I’ve already given you some tips for minute-taking in a previous post. Here are some more. They’re more about your preparation than about the actual writing of the minutes. Prepare well and writing the minutes will be much easier.
- Read the agenda and the papers. If you don’t know some of the vocabulary, check in a dictionary or ask for someone’s help. Become familiar with the language and the content.
- Talk to the chairperson and ask if they can give you some idea of what is to be covered, what kinds of decisions will be made and to lay down ground rules. For example, if you don’t understand something, are you allowed to ask for clarification during the meeting?
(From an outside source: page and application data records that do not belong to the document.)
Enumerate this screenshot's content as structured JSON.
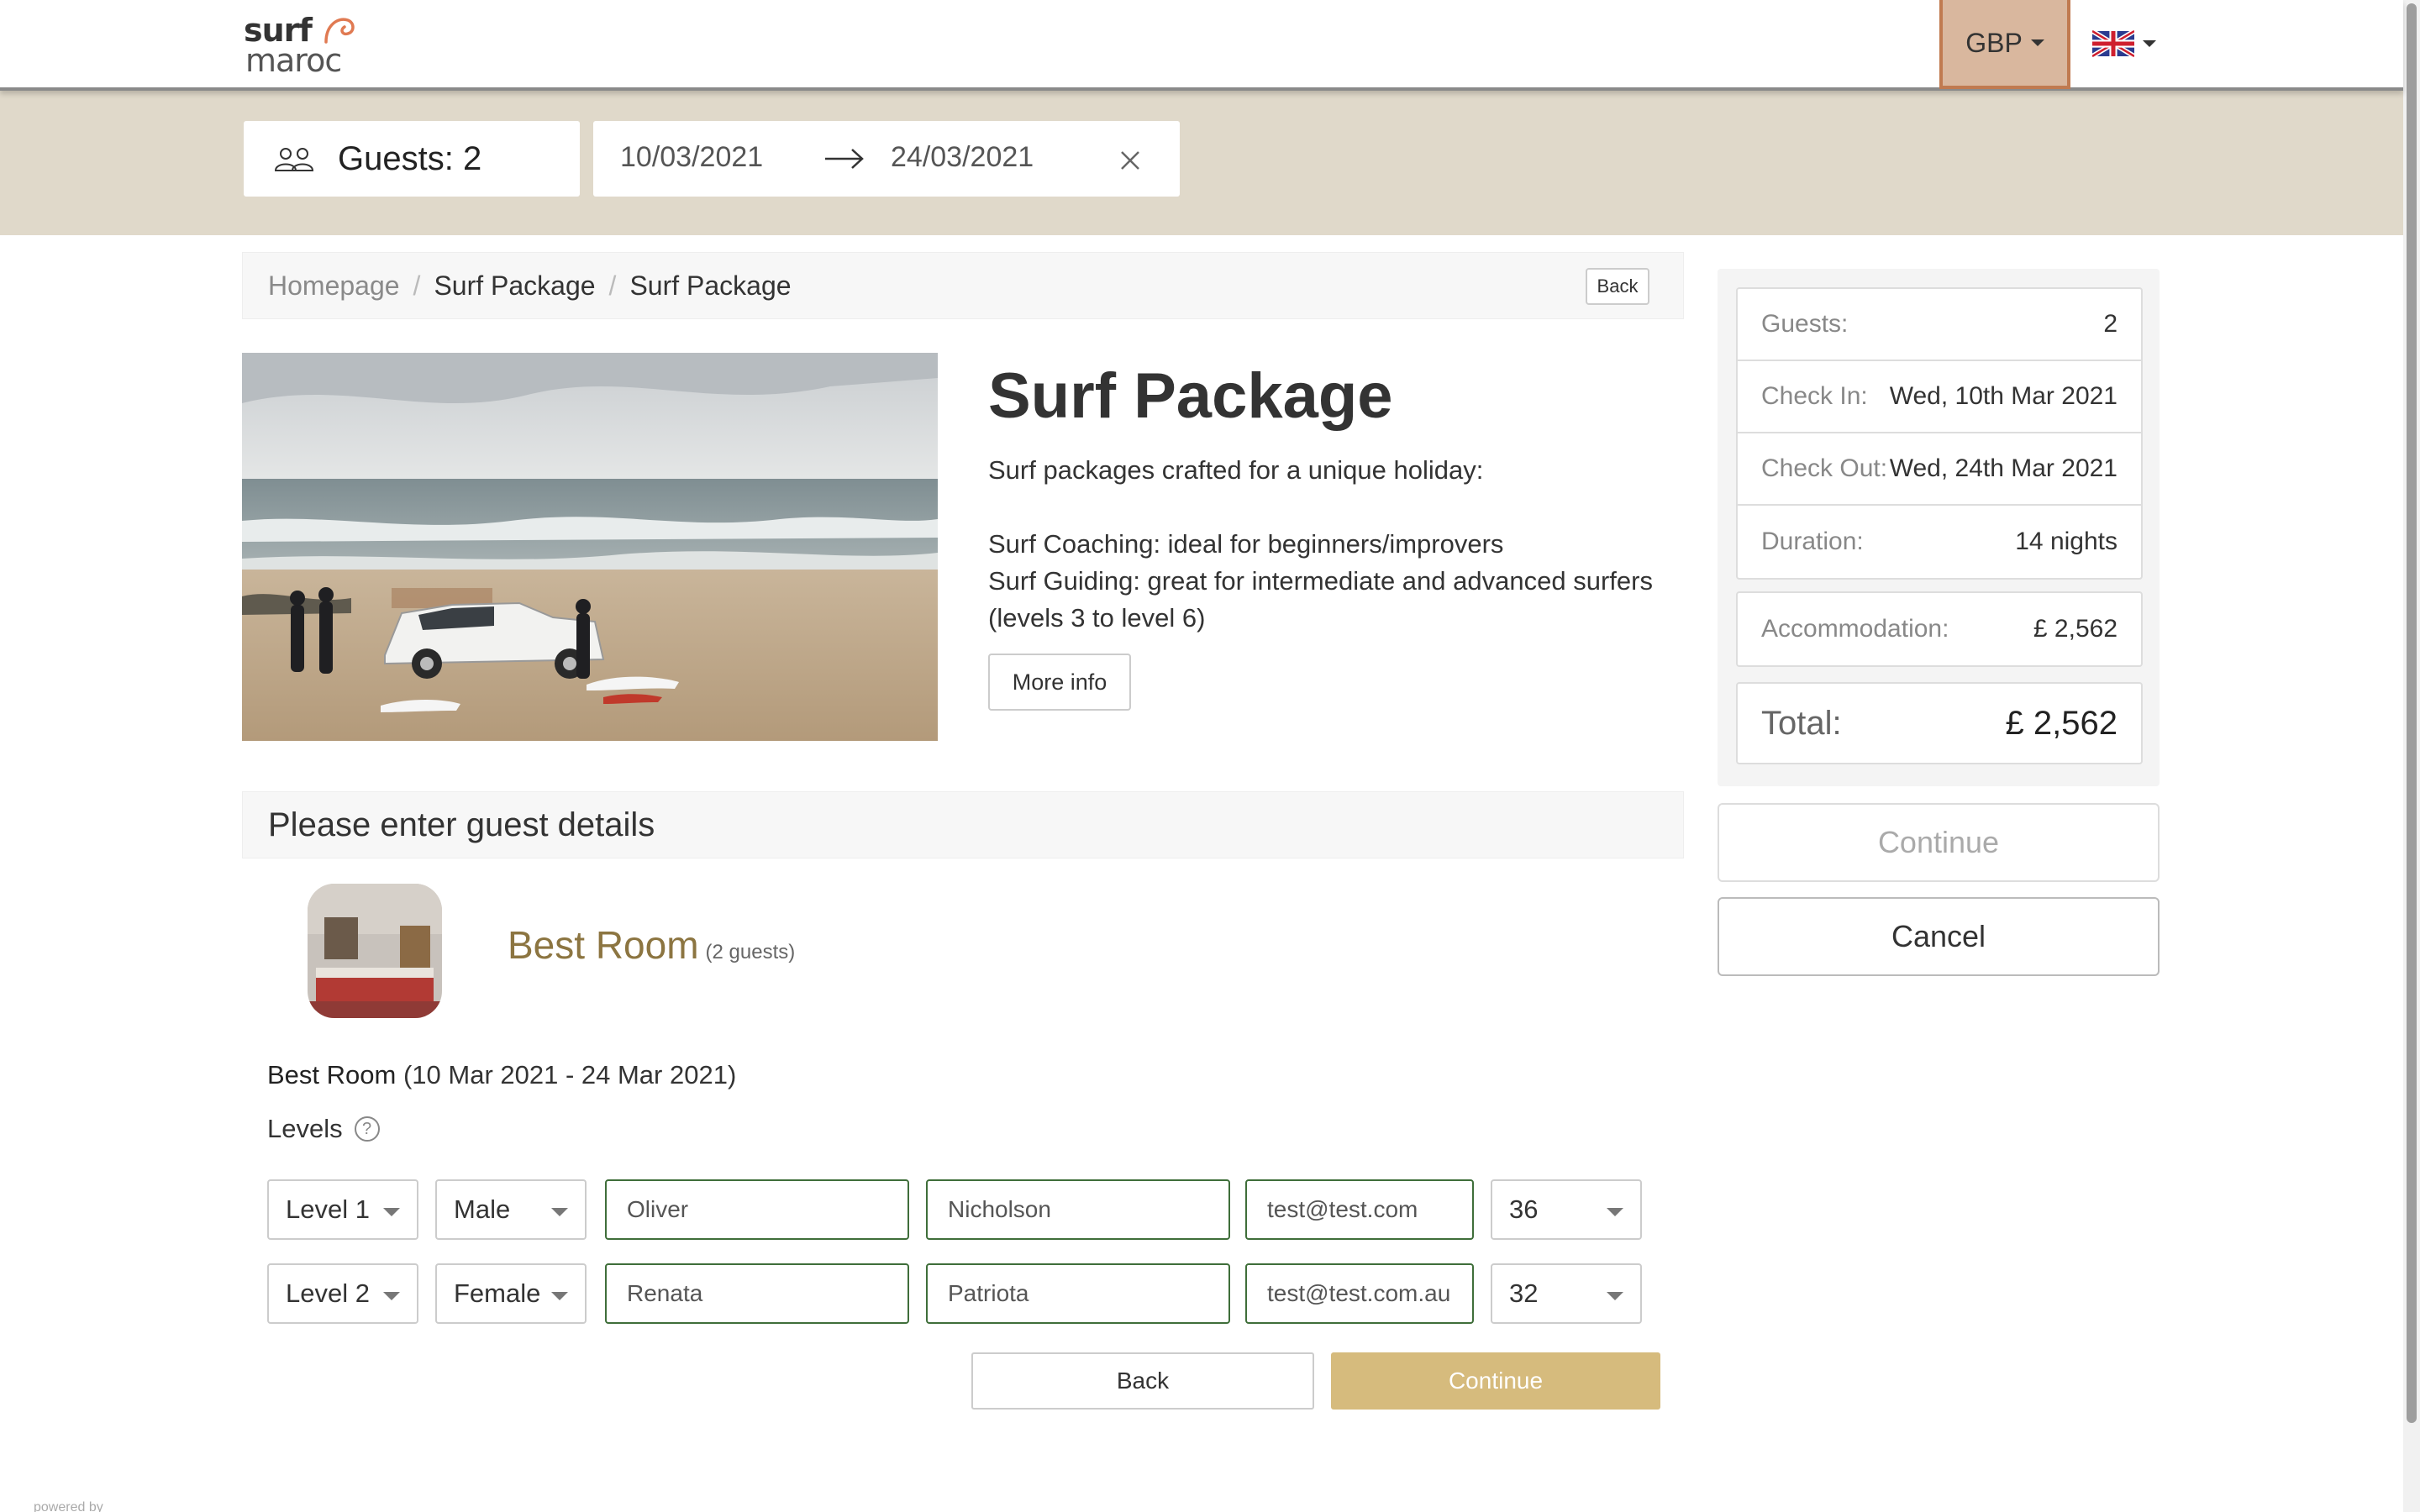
{
  "header": {
    "logo_top": "surf",
    "logo_bottom": "maroc",
    "currency": "GBP",
    "language_icon": "uk-flag-icon"
  },
  "search": {
    "guests_label": "Guests: 2",
    "date_from": "10/03/2021",
    "date_to": "24/03/2021"
  },
  "breadcrumb": {
    "items": [
      "Homepage",
      "Surf Package",
      "Surf Package"
    ],
    "back_label": "Back"
  },
  "package": {
    "title": "Surf Package",
    "intro": "Surf packages crafted for a unique holiday:",
    "line1": "Surf Coaching: ideal for beginners/improvers",
    "line2": "Surf Guiding: great for intermediate and advanced surfers (levels 3 to level 6)",
    "more_info_label": "More info"
  },
  "guest_details": {
    "heading": "Please enter guest details",
    "room_name": "Best Room",
    "room_guests": "(2 guests)",
    "room_dates_name": "Best Room",
    "room_dates_range": " (10 Mar 2021 - 24 Mar 2021)",
    "levels_label": "Levels",
    "guests": [
      {
        "level": "Level 1",
        "gender": "Male",
        "first_name": "Oliver",
        "last_name": "Nicholson",
        "email": "test@test.com",
        "age": "36"
      },
      {
        "level": "Level 2",
        "gender": "Female",
        "first_name": "Renata",
        "last_name": "Patriota",
        "email": "test@test.com.au",
        "age": "32"
      }
    ],
    "back_label": "Back",
    "continue_label": "Continue"
  },
  "summary": {
    "rows": [
      {
        "label": "Guests:",
        "value": "2"
      },
      {
        "label": "Check In:",
        "value": "Wed, 10th Mar 2021"
      },
      {
        "label": "Check Out:",
        "value": "Wed, 24th Mar 2021"
      },
      {
        "label": "Duration:",
        "value": "14 nights"
      }
    ],
    "accommodation_label": "Accommodation:",
    "accommodation_value": "£ 2,562",
    "total_label": "Total:",
    "total_value": "£ 2,562",
    "continue_label": "Continue",
    "cancel_label": "Cancel"
  },
  "footer": {
    "powered_by": "powered by"
  },
  "colors": {
    "brand_gold": "#d6bb7d",
    "room_name": "#8c7541",
    "search_strip": "#e0d9ca",
    "currency_bg": "#d9b79e",
    "input_border": "#3f6e3a"
  }
}
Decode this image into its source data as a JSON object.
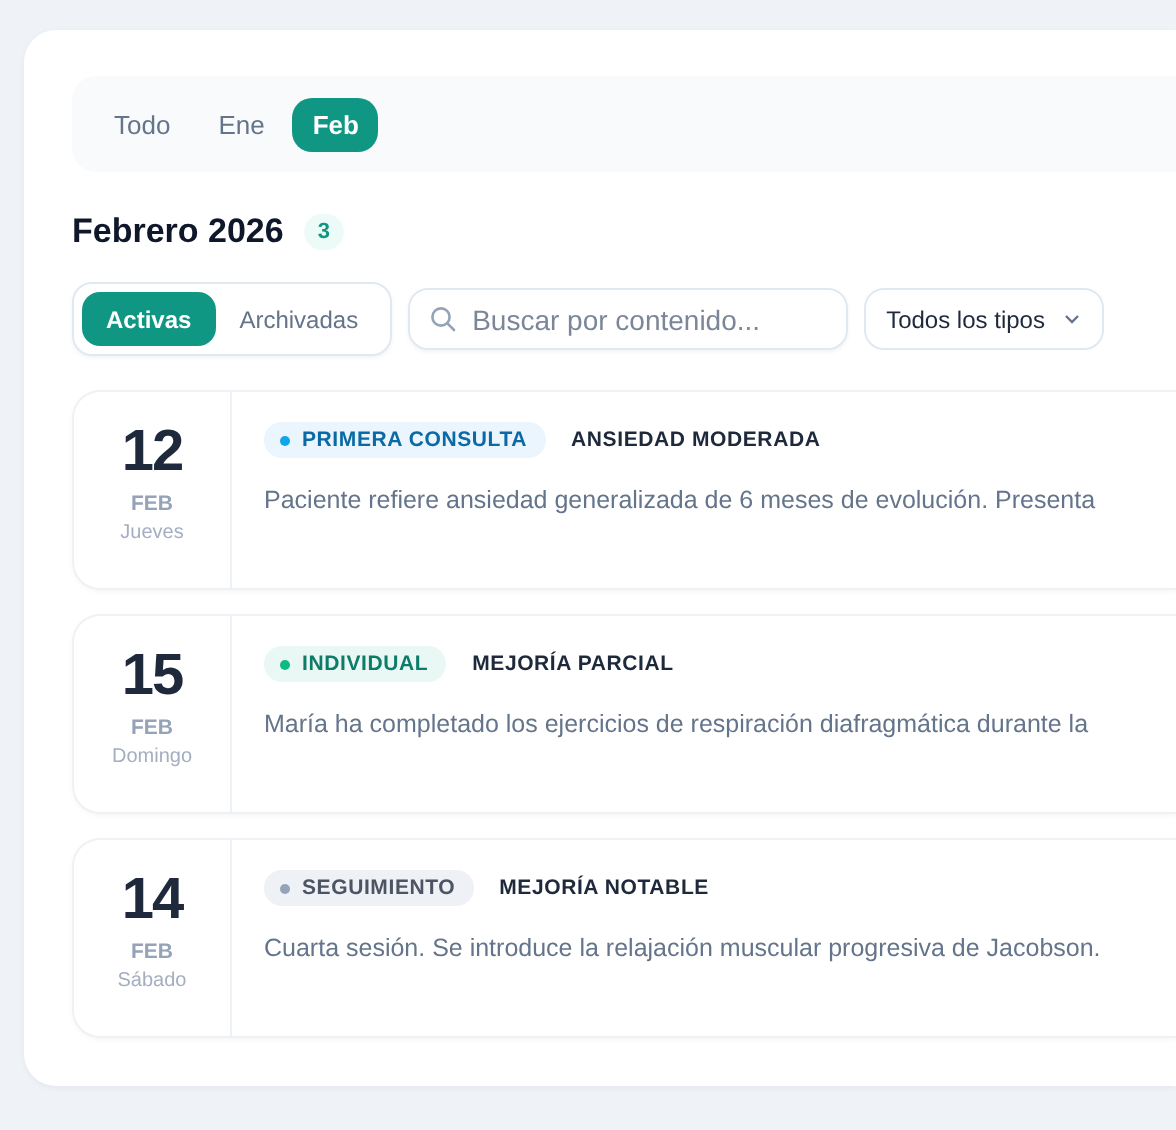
{
  "month_tabs": [
    {
      "label": "Todo",
      "selected": false
    },
    {
      "label": "Ene",
      "selected": false
    },
    {
      "label": "Feb",
      "selected": true
    }
  ],
  "heading": {
    "title": "Febrero 2026",
    "count": "3"
  },
  "status_tabs": [
    {
      "label": "Activas",
      "selected": true
    },
    {
      "label": "Archivadas",
      "selected": false
    }
  ],
  "search": {
    "placeholder": "Buscar por contenido..."
  },
  "type_filter": {
    "value": "Todos los tipos"
  },
  "sessions": [
    {
      "day": "12",
      "month": "FEB",
      "weekday": "Jueves",
      "type": {
        "label": "PRIMERA CONSULTA",
        "kind": "first"
      },
      "assessment": "ANSIEDAD MODERADA",
      "summary": "Paciente refiere ansiedad generalizada de 6 meses de evolución. Presenta"
    },
    {
      "day": "15",
      "month": "FEB",
      "weekday": "Domingo",
      "type": {
        "label": "INDIVIDUAL",
        "kind": "individual"
      },
      "assessment": "MEJORÍA PARCIAL",
      "summary": "María ha completado los ejercicios de respiración diafragmática durante la"
    },
    {
      "day": "14",
      "month": "FEB",
      "weekday": "Sábado",
      "type": {
        "label": "SEGUIMIENTO",
        "kind": "followup"
      },
      "assessment": "MEJORÍA NOTABLE",
      "summary": "Cuarta sesión. Se introduce la relajación muscular progresiva de Jacobson."
    }
  ]
}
Can you summarise a point during the meeting to clarify it?
- Become familiar with the participants. Talk to them if you have a chance so that you are familiar with their voices and accents. Learn which face belongs to which name so that you’re not struggling with who’s who during the actual meeting. If you don’t know everyone, check if it’s okay to use name plates on the tables so that you can quickly see who is speaking.
At the meeting
- Use a system of initials to record people’s contributions. If you have two people with the same initials, work out a code to identify which is which.
- Record your notes in bullet point format (not sentences and essay style) and leave lots of white space. Make sure you have plenty of paper.
After the meeting
- Write up your minutes as soon as possible after the meeting, preferably on the same day, while your memory is fresh. You’re less likely to make mistakes then.